→ Component data from apps and pages:
━━━━━━━━━━

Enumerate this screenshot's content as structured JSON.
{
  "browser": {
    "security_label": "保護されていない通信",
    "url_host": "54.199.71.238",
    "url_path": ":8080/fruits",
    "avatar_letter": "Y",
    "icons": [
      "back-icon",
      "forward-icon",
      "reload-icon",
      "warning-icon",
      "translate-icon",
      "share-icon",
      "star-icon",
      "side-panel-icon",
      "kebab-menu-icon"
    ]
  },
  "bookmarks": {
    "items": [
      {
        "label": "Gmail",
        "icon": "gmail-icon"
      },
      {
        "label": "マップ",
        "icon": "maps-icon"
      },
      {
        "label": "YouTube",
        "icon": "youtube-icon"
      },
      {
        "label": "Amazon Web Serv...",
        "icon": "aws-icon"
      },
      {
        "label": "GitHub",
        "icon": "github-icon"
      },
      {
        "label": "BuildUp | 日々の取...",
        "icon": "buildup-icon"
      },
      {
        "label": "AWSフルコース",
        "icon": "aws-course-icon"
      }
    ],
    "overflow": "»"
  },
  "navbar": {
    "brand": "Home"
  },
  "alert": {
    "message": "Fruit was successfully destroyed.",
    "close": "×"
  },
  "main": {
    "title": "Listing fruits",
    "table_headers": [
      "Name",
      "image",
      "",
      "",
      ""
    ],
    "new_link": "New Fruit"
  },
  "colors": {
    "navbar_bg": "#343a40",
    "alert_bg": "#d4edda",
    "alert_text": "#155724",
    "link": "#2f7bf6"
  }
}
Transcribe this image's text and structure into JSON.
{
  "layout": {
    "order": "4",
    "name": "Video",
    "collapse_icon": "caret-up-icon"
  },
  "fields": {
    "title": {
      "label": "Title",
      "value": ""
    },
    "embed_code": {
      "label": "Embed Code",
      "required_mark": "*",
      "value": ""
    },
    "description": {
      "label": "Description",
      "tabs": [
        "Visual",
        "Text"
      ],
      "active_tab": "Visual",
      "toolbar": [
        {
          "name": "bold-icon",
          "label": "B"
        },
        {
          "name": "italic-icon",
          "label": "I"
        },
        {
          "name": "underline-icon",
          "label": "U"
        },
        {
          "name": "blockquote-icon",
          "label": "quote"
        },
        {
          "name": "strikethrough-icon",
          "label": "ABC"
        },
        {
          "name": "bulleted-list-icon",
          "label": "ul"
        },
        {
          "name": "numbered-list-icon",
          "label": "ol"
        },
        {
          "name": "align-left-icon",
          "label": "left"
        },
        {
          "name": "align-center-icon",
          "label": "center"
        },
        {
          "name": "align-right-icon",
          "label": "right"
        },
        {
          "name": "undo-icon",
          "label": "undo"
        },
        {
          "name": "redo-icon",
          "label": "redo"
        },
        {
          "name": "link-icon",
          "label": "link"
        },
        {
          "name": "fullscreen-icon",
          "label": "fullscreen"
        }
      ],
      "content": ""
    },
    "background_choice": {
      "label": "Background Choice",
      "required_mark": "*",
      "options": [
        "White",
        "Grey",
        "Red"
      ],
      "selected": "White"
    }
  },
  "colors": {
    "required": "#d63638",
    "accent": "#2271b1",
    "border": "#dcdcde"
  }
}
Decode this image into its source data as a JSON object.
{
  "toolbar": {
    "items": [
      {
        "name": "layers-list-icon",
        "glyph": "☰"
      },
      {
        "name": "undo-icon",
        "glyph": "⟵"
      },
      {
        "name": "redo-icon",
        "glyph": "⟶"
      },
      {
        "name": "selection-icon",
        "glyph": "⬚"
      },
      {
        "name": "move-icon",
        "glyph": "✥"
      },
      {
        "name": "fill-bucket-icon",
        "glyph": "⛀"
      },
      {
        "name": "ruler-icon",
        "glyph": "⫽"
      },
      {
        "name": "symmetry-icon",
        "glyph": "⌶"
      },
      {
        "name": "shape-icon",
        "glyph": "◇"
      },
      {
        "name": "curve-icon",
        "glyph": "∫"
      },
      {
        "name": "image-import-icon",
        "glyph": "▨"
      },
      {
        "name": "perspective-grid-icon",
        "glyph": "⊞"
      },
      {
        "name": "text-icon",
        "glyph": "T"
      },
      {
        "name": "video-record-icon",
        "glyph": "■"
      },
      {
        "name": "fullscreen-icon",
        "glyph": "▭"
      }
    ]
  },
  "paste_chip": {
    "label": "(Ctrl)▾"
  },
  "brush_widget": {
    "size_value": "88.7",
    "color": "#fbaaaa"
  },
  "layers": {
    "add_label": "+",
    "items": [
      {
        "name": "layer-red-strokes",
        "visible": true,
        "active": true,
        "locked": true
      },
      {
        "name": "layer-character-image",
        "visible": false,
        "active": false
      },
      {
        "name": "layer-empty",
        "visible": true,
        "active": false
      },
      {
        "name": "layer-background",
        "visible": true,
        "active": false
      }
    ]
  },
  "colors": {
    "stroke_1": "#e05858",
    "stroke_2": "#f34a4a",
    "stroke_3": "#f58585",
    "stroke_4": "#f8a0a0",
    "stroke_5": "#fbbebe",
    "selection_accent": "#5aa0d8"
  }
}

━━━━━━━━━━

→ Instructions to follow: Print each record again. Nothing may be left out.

→ Problem solution:
Enumerate this screenshot's content as structured JSON.
{
  "browser": {
    "security_label": "保護されていない通信",
    "url_host": "54.199.71.238",
    "url_path": ":8080/fruits",
    "avatar_letter": "Y",
    "icons": [
      "back-icon",
      "forward-icon",
      "reload-icon",
      "warning-icon",
      "translate-icon",
      "share-icon",
      "star-icon",
      "side-panel-icon",
      "kebab-menu-icon"
    ]
  },
  "bookmarks": {
    "items": [
      {
        "label": "Gmail",
        "icon": "gmail-icon"
      },
      {
        "label": "マップ",
        "icon": "maps-icon"
      },
      {
        "label": "YouTube",
        "icon": "youtube-icon"
      },
      {
        "label": "Amazon Web Serv...",
        "icon": "aws-icon"
      },
      {
        "label": "GitHub",
        "icon": "github-icon"
      },
      {
        "label": "BuildUp | 日々の取...",
        "icon": "buildup-icon"
      },
      {
        "label": "AWSフルコース",
        "icon": "aws-course-icon"
      }
    ],
    "overflow": "»"
  },
  "navbar": {
    "brand": "Home"
  },
  "alert": {
    "message": "Fruit was successfully destroyed.",
    "close": "×"
  },
  "main": {
    "title": "Listing fruits",
    "table_headers": [
      "Name",
      "image",
      "",
      "",
      ""
    ],
    "new_link": "New Fruit"
  },
  "colors": {
    "navbar_bg": "#343a40",
    "alert_bg": "#d4edda",
    "alert_text": "#155724",
    "link": "#2f7bf6"
  }
}
Transcribe this image's text and structure into JSON.
{
  "layout": {
    "order": "4",
    "name": "Video",
    "collapse_icon": "caret-up-icon"
  },
  "fields": {
    "title": {
      "label": "Title",
      "value": ""
    },
    "embed_code": {
      "label": "Embed Code",
      "required_mark": "*",
      "value": ""
    },
    "description": {
      "label": "Description",
      "tabs": [
        "Visual",
        "Text"
      ],
      "active_tab": "Visual",
      "toolbar": [
        {
          "name": "bold-icon",
          "label": "B"
        },
        {
          "name": "italic-icon",
          "label": "I"
        },
        {
          "name": "underline-icon",
          "label": "U"
        },
        {
          "name": "blockquote-icon",
          "label": "quote"
        },
        {
          "name": "strikethrough-icon",
          "label": "ABC"
        },
        {
          "name": "bulleted-list-icon",
          "label": "ul"
        },
        {
          "name": "numbered-list-icon",
          "label": "ol"
        },
        {
          "name": "align-left-icon",
          "label": "left"
        },
        {
          "name": "align-center-icon",
          "label": "center"
        },
        {
          "name": "align-right-icon",
          "label": "right"
        },
        {
          "name": "undo-icon",
          "label": "undo"
        },
        {
          "name": "redo-icon",
          "label": "redo"
        },
        {
          "name": "link-icon",
          "label": "link"
        },
        {
          "name": "fullscreen-icon",
          "label": "fullscreen"
        }
      ],
      "content": ""
    },
    "background_choice": {
      "label": "Background Choice",
      "required_mark": "*",
      "options": [
        "White",
        "Grey",
        "Red"
      ],
      "selected": "White"
    }
  },
  "colors": {
    "required": "#d63638",
    "accent": "#2271b1",
    "border": "#dcdcde"
  }
}
Decode this image into its source data as a JSON object.
{
  "toolbar": {
    "items": [
      {
        "name": "layers-list-icon",
        "glyph": "☰"
      },
      {
        "name": "undo-icon",
        "glyph": "⟵"
      },
      {
        "name": "redo-icon",
        "glyph": "⟶"
      },
      {
        "name": "selection-icon",
        "glyph": "⬚"
      },
      {
        "name": "move-icon",
        "glyph": "✥"
      },
      {
        "name": "fill-bucket-icon",
        "glyph": "⛀"
      },
      {
        "name": "ruler-icon",
        "glyph": "⫽"
      },
      {
        "name": "symmetry-icon",
        "glyph": "⌶"
      },
      {
        "name": "shape-icon",
        "glyph": "◇"
      },
      {
        "name": "curve-icon",
        "glyph": "∫"
      },
      {
        "name": "image-import-icon",
        "glyph": "▨"
      },
      {
        "name": "perspective-grid-icon",
        "glyph": "⊞"
      },
      {
        "name": "text-icon",
        "glyph": "T"
      },
      {
        "name": "video-record-icon",
        "glyph": "■"
      },
      {
        "name": "fullscreen-icon",
        "glyph": "▭"
      }
    ]
  },
  "paste_chip": {
    "label": "(Ctrl)▾"
  },
  "brush_widget": {
    "size_value": "88.7",
    "color": "#fbaaaa"
  },
  "layers": {
    "add_label": "+",
    "items": [
      {
        "name": "layer-red-strokes",
        "visible": true,
        "active": true,
        "locked": true
      },
      {
        "name": "layer-character-image",
        "visible": false,
        "active": false
      },
      {
        "name": "layer-empty",
        "visible": true,
        "active": false
      },
      {
        "name": "layer-background",
        "visible": true,
        "active": false
      }
    ]
  },
  "colors": {
    "stroke_1": "#e05858",
    "stroke_2": "#f34a4a",
    "stroke_3": "#f58585",
    "stroke_4": "#f8a0a0",
    "stroke_5": "#fbbebe",
    "selection_accent": "#5aa0d8"
  }
}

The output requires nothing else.